I have been jealous of my friend Laura Brack, the PPL Tech Goddess, because of her library gig she started over 10 years ago. In October 2010, Laura informed me of a 12 hour per week job opening in Youth Services, so I jumped at the chance to interview even though I was already working 40 to 50 hours per week. I scored the position, started in November 2010, and continued to work my full time job and part time at the library until the day before I gave birth to my youngest son. After I came back to work from maternity leave, I left my full time job and took the Librarian’s Assistant position in area T. I now work primarily with the YA fiction collection.

Even though I work at the library, I still bring my kids in on my days off.
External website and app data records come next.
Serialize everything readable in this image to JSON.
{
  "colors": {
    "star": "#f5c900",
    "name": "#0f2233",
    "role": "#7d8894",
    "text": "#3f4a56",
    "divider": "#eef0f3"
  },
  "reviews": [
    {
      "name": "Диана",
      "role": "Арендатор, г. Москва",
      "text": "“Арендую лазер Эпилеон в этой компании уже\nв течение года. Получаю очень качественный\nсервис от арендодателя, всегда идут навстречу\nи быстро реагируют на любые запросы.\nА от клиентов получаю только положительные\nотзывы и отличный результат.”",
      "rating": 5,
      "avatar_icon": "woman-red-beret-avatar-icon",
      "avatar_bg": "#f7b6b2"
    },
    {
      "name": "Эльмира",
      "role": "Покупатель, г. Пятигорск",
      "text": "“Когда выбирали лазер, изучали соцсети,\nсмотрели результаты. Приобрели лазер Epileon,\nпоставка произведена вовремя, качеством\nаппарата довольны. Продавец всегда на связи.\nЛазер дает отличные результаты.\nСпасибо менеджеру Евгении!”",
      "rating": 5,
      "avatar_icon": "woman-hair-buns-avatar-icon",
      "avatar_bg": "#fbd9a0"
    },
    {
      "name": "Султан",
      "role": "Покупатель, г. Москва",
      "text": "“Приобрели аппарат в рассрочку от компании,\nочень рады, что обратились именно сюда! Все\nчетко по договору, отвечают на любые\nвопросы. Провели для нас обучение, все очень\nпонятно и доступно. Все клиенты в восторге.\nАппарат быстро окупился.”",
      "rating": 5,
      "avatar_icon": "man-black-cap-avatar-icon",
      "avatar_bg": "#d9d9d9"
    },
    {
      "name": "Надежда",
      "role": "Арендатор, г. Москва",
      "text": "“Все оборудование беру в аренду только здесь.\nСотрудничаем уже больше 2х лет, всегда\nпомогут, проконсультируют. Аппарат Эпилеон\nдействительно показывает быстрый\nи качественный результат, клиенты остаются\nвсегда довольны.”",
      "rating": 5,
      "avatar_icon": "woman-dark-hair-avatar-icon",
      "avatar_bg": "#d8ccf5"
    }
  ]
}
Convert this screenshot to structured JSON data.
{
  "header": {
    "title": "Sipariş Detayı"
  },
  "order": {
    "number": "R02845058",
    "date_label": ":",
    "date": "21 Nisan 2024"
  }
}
I feel like it’s important to instill a respect and admiration for libraries, learning, and play. I love reading to my oldest son at bedtime, and I hope to add my youngest to our book club when he’s old enough to not chew on the books when he sees them.

And even though I’m busy with two kids under the age of four, a husband, a dog, a job, a garden, I could go on…I still make myself read every day. I think if one stops reading, one stops learning, and that’s important enough to me to keep on.